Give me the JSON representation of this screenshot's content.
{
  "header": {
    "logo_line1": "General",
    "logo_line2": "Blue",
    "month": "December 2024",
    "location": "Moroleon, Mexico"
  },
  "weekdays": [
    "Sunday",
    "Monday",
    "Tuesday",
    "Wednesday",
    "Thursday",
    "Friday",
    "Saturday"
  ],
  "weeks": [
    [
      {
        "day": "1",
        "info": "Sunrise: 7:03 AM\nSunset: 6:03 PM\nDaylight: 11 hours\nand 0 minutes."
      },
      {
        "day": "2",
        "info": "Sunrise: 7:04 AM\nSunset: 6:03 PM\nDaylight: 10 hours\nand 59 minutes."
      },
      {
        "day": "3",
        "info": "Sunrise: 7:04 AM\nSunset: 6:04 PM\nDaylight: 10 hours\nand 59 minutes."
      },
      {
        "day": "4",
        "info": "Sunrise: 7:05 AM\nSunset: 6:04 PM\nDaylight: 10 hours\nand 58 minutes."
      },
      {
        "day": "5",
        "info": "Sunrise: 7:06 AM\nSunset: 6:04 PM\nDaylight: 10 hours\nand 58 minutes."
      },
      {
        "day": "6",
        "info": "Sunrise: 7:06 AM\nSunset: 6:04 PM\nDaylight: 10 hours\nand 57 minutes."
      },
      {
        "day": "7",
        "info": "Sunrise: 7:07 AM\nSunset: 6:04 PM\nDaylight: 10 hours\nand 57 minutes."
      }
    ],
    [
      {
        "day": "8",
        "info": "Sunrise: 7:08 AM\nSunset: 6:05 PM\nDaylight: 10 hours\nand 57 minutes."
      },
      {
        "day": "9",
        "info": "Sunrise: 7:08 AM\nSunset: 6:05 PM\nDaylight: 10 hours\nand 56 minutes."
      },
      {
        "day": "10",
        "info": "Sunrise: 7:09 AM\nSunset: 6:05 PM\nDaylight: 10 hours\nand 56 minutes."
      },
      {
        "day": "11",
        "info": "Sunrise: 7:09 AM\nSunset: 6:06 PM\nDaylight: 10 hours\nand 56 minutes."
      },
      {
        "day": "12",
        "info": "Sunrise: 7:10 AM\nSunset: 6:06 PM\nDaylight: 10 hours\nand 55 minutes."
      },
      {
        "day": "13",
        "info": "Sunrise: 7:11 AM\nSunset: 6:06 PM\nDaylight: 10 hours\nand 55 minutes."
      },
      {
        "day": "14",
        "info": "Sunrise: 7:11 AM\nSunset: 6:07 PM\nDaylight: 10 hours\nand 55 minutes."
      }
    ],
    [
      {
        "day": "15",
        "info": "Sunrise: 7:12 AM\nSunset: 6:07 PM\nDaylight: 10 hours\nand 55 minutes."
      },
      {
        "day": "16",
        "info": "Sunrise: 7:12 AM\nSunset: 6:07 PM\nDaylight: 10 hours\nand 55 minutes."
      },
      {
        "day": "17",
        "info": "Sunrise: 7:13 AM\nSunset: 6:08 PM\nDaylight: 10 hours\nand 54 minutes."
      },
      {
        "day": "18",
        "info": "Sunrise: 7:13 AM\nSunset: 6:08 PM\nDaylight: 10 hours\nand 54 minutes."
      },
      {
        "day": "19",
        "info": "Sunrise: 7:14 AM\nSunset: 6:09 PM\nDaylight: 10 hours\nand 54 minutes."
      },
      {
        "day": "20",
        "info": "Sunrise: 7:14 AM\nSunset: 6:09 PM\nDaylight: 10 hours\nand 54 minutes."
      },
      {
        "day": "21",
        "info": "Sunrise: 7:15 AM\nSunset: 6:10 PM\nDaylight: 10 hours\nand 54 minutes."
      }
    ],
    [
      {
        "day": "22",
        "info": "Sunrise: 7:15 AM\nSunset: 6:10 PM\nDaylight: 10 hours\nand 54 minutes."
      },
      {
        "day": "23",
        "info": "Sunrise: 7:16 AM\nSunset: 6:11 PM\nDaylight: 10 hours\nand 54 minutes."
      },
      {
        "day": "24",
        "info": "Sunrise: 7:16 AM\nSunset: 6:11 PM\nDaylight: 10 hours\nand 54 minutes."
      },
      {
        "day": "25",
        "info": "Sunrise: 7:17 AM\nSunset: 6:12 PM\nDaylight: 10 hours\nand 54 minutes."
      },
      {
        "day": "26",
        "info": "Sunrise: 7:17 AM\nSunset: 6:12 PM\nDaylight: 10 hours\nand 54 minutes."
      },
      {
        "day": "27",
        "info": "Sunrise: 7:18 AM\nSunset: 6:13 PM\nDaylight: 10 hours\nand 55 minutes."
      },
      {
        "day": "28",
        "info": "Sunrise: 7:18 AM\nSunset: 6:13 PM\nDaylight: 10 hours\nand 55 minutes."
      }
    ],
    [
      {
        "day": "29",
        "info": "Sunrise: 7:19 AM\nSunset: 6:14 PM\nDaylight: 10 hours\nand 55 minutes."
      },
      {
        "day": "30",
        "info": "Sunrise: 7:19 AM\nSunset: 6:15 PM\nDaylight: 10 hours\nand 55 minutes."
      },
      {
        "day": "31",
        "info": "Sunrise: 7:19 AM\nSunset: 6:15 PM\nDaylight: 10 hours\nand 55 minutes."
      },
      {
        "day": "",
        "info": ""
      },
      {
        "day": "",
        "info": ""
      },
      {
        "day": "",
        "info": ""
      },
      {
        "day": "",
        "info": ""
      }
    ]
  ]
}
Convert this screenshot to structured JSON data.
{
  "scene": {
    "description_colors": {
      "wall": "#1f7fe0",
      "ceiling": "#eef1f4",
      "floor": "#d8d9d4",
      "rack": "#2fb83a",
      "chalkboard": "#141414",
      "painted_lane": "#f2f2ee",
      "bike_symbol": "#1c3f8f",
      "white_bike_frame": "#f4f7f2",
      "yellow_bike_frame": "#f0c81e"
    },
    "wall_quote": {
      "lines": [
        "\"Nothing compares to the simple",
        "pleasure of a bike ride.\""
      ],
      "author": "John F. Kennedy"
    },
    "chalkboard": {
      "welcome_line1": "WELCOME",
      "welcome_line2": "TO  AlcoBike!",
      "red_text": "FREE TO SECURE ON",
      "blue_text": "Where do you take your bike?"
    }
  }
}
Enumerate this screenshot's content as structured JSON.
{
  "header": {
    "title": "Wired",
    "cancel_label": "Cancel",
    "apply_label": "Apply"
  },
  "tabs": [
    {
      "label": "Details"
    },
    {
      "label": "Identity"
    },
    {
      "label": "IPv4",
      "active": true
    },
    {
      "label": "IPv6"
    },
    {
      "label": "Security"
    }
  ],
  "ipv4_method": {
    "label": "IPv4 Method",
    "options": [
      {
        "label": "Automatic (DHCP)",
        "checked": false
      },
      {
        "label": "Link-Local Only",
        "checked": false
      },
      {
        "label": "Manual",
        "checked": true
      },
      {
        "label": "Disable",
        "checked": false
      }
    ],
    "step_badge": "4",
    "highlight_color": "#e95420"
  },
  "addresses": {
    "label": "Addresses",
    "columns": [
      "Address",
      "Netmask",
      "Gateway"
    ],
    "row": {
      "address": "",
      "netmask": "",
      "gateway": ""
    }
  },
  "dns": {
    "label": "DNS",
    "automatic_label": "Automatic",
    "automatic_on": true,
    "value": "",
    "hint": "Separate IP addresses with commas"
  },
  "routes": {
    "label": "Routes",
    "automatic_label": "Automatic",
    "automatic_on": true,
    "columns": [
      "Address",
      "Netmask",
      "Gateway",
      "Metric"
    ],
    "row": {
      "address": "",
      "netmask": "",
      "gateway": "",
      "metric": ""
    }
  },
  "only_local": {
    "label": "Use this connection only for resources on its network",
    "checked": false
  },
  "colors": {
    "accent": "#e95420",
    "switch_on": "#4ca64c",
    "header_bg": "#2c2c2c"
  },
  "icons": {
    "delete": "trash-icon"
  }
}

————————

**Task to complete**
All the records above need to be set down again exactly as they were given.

**Solved exercise**
Give me the JSON representation of this screenshot's content.
{
  "header": {
    "logo_line1": "General",
    "logo_line2": "Blue",
    "month": "December 2024",
    "location": "Moroleon, Mexico"
  },
  "weekdays": [
    "Sunday",
    "Monday",
    "Tuesday",
    "Wednesday",
    "Thursday",
    "Friday",
    "Saturday"
  ],
  "weeks": [
    [
      {
        "day": "1",
        "info": "Sunrise: 7:03 AM\nSunset: 6:03 PM\nDaylight: 11 hours\nand 0 minutes."
      },
      {
        "day": "2",
        "info": "Sunrise: 7:04 AM\nSunset: 6:03 PM\nDaylight: 10 hours\nand 59 minutes."
      },
      {
        "day": "3",
        "info": "Sunrise: 7:04 AM\nSunset: 6:04 PM\nDaylight: 10 hours\nand 59 minutes."
      },
      {
        "day": "4",
        "info": "Sunrise: 7:05 AM\nSunset: 6:04 PM\nDaylight: 10 hours\nand 58 minutes."
      },
      {
        "day": "5",
        "info": "Sunrise: 7:06 AM\nSunset: 6:04 PM\nDaylight: 10 hours\nand 58 minutes."
      },
      {
        "day": "6",
        "info": "Sunrise: 7:06 AM\nSunset: 6:04 PM\nDaylight: 10 hours\nand 57 minutes."
      },
      {
        "day": "7",
        "info": "Sunrise: 7:07 AM\nSunset: 6:04 PM\nDaylight: 10 hours\nand 57 minutes."
      }
    ],
    [
      {
        "day": "8",
        "info": "Sunrise: 7:08 AM\nSunset: 6:05 PM\nDaylight: 10 hours\nand 57 minutes."
      },
      {
        "day": "9",
        "info": "Sunrise: 7:08 AM\nSunset: 6:05 PM\nDaylight: 10 hours\nand 56 minutes."
      },
      {
        "day": "10",
        "info": "Sunrise: 7:09 AM\nSunset: 6:05 PM\nDaylight: 10 hours\nand 56 minutes."
      },
      {
        "day": "11",
        "info": "Sunrise: 7:09 AM\nSunset: 6:06 PM\nDaylight: 10 hours\nand 56 minutes."
      },
      {
        "day": "12",
        "info": "Sunrise: 7:10 AM\nSunset: 6:06 PM\nDaylight: 10 hours\nand 55 minutes."
      },
      {
        "day": "13",
        "info": "Sunrise: 7:11 AM\nSunset: 6:06 PM\nDaylight: 10 hours\nand 55 minutes."
      },
      {
        "day": "14",
        "info": "Sunrise: 7:11 AM\nSunset: 6:07 PM\nDaylight: 10 hours\nand 55 minutes."
      }
    ],
    [
      {
        "day": "15",
        "info": "Sunrise: 7:12 AM\nSunset: 6:07 PM\nDaylight: 10 hours\nand 55 minutes."
      },
      {
        "day": "16",
        "info": "Sunrise: 7:12 AM\nSunset: 6:07 PM\nDaylight: 10 hours\nand 55 minutes."
      },
      {
        "day": "17",
        "info": "Sunrise: 7:13 AM\nSunset: 6:08 PM\nDaylight: 10 hours\nand 54 minutes."
      },
      {
        "day": "18",
        "info": "Sunrise: 7:13 AM\nSunset: 6:08 PM\nDaylight: 10 hours\nand 54 minutes."
      },
      {
        "day": "19",
        "info": "Sunrise: 7:14 AM\nSunset: 6:09 PM\nDaylight: 10 hours\nand 54 minutes."
      },
      {
        "day": "20",
        "info": "Sunrise: 7:14 AM\nSunset: 6:09 PM\nDaylight: 10 hours\nand 54 minutes."
      },
      {
        "day": "21",
        "info": "Sunrise: 7:15 AM\nSunset: 6:10 PM\nDaylight: 10 hours\nand 54 minutes."
      }
    ],
    [
      {
        "day": "22",
        "info": "Sunrise: 7:15 AM\nSunset: 6:10 PM\nDaylight: 10 hours\nand 54 minutes."
      },
      {
        "day": "23",
        "info": "Sunrise: 7:16 AM\nSunset: 6:11 PM\nDaylight: 10 hours\nand 54 minutes."
      },
      {
        "day": "24",
        "info": "Sunrise: 7:16 AM\nSunset: 6:11 PM\nDaylight: 10 hours\nand 54 minutes."
      },
      {
        "day": "25",
        "info": "Sunrise: 7:17 AM\nSunset: 6:12 PM\nDaylight: 10 hours\nand 54 minutes."
      },
      {
        "day": "26",
        "info": "Sunrise: 7:17 AM\nSunset: 6:12 PM\nDaylight: 10 hours\nand 54 minutes."
      },
      {
        "day": "27",
        "info": "Sunrise: 7:18 AM\nSunset: 6:13 PM\nDaylight: 10 hours\nand 55 minutes."
      },
      {
        "day": "28",
        "info": "Sunrise: 7:18 AM\nSunset: 6:13 PM\nDaylight: 10 hours\nand 55 minutes."
      }
    ],
    [
      {
        "day": "29",
        "info": "Sunrise: 7:19 AM\nSunset: 6:14 PM\nDaylight: 10 hours\nand 55 minutes."
      },
      {
        "day": "30",
        "info": "Sunrise: 7:19 AM\nSunset: 6:15 PM\nDaylight: 10 hours\nand 55 minutes."
      },
      {
        "day": "31",
        "info": "Sunrise: 7:19 AM\nSunset: 6:15 PM\nDaylight: 10 hours\nand 55 minutes."
      },
      {
        "day": "",
        "info": ""
      },
      {
        "day": "",
        "info": ""
      },
      {
        "day": "",
        "info": ""
      },
      {
        "day": "",
        "info": ""
      }
    ]
  ]
}
Convert this screenshot to structured JSON data.
{
  "scene": {
    "description_colors": {
      "wall": "#1f7fe0",
      "ceiling": "#eef1f4",
      "floor": "#d8d9d4",
      "rack": "#2fb83a",
      "chalkboard": "#141414",
      "painted_lane": "#f2f2ee",
      "bike_symbol": "#1c3f8f",
      "white_bike_frame": "#f4f7f2",
      "yellow_bike_frame": "#f0c81e"
    },
    "wall_quote": {
      "lines": [
        "\"Nothing compares to the simple",
        "pleasure of a bike ride.\""
      ],
      "author": "John F. Kennedy"
    },
    "chalkboard": {
      "welcome_line1": "WELCOME",
      "welcome_line2": "TO  AlcoBike!",
      "red_text": "FREE TO SECURE ON",
      "blue_text": "Where do you take your bike?"
    }
  }
}
Enumerate this screenshot's content as structured JSON.
{
  "header": {
    "title": "Wired",
    "cancel_label": "Cancel",
    "apply_label": "Apply"
  },
  "tabs": [
    {
      "label": "Details"
    },
    {
      "label": "Identity"
    },
    {
      "label": "IPv4",
      "active": true
    },
    {
      "label": "IPv6"
    },
    {
      "label": "Security"
    }
  ],
  "ipv4_method": {
    "label": "IPv4 Method",
    "options": [
      {
        "label": "Automatic (DHCP)",
        "checked": false
      },
      {
        "label": "Link-Local Only",
        "checked": false
      },
      {
        "label": "Manual",
        "checked": true
      },
      {
        "label": "Disable",
        "checked": false
      }
    ],
    "step_badge": "4",
    "highlight_color": "#e95420"
  },
  "addresses": {
    "label": "Addresses",
    "columns": [
      "Address",
      "Netmask",
      "Gateway"
    ],
    "row": {
      "address": "",
      "netmask": "",
      "gateway": ""
    }
  },
  "dns": {
    "label": "DNS",
    "automatic_label": "Automatic",
    "automatic_on": true,
    "value": "",
    "hint": "Separate IP addresses with commas"
  },
  "routes": {
    "label": "Routes",
    "automatic_label": "Automatic",
    "automatic_on": true,
    "columns": [
      "Address",
      "Netmask",
      "Gateway",
      "Metric"
    ],
    "row": {
      "address": "",
      "netmask": "",
      "gateway": "",
      "metric": ""
    }
  },
  "only_local": {
    "label": "Use this connection only for resources on its network",
    "checked": false
  },
  "colors": {
    "accent": "#e95420",
    "switch_on": "#4ca64c",
    "header_bg": "#2c2c2c"
  },
  "icons": {
    "delete": "trash-icon"
  }
}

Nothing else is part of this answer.